Life isn’t fair. Great ideas don’t automatically win over bad ones. Outstanding individuals don’t necessarily get promoted over mediocre ones. Your talents and contributions aren’t always visible to the rest of the world. Life isn’t fair.
But could it also be that we are not always fair on ourselves? What if I’m not doing myself justice through the way I show up and express myself?
Through my working life, I have watched otherwise capable and intelligent people let themselves down in presentations and meetings. People with brilliant ideas. People with deep knowledge and solid experience. People who could bring real value to the business. But for various reasons, their colleagues, superiors, or clients could not hear their message or perceive their greatness. This tragic waste of human potential continues to be one of my strongest motivations for the work I do through VoxImpact. As much as I love helping clients to blow their audience away, the most important part of my work is to stop people from letting themselves down.
Here are some of the things that distract, alienate, or simply make it too difficult for our audience to take in our message. Does any of them sound familiar?
3 ways you may be letting yourself (and your audience) down
Signaling that you’re not worth listening to
If you don’t look confident, they won’t think you’re competent. If you don’t seem to be convinced about your idea, why would they be? Your non-verbal communication – tone of voice, body language, and facial expressions – continuously sends information to your audience about your emotional state and level of confidence. Owning your space, taking your time, standing tall, using open gestures, and speaking in a loud voice will help you be more assertive.
Boring the pants off them
Being professional does have to equal being boring. Your audience has a limited attention span, and it’s your job to keep them interested. No, you don’t need to be a clown or a comedian – just don’t sound like a monotonous robot. Bring your presentation to life and show them why your subject matters, to you and to them. Appeal to their emotions. Use rich, visual language and stories. Modulate your voice, varying your volume and speaking rate. Connect with your audience.
Being too wordy or too nerdy
Oh, the temptation to tell them everything I know about my subject. And I know my stuff, so no need to prepare… or?
Too many words will dilute your message. Your audience will struggle to figure out what your point is and may not be able to see the forest for the trees. Nobody gets a kick out of preparation work, but it does pay off. A well structured and succinctly spoken message is more likely to convince your audience.
Do yourself justice when it really matters.

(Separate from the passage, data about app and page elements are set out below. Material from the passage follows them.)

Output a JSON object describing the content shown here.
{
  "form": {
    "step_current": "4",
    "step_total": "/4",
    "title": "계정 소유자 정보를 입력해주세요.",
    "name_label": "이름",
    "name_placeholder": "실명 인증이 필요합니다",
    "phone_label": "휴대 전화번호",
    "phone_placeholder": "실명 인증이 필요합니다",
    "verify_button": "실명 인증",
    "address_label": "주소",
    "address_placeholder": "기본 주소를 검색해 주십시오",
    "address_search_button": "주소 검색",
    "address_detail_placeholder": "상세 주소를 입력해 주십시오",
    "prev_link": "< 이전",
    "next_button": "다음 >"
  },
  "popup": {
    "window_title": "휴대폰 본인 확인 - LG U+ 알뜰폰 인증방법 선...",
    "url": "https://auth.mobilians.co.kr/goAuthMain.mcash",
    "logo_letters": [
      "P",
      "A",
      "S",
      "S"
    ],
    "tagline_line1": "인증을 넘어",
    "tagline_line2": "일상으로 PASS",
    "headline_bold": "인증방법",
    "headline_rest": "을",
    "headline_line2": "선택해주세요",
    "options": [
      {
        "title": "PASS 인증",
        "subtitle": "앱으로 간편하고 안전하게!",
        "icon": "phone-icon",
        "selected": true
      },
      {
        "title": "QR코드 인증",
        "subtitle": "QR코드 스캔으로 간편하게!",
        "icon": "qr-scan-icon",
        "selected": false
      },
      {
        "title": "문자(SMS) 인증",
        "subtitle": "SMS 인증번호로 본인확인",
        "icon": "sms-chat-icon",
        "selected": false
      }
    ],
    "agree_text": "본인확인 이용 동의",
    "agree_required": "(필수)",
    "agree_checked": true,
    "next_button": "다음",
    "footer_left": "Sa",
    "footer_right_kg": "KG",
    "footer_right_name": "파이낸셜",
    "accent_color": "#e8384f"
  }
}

Next time you have a chance to speak up, don’t let yourself down. Don’t rely only on your title, your knowledge, or the power of your subject. Do your part to persuade the others of the value that you and your ideas can bring to the world. Do yourself justice when it really matters.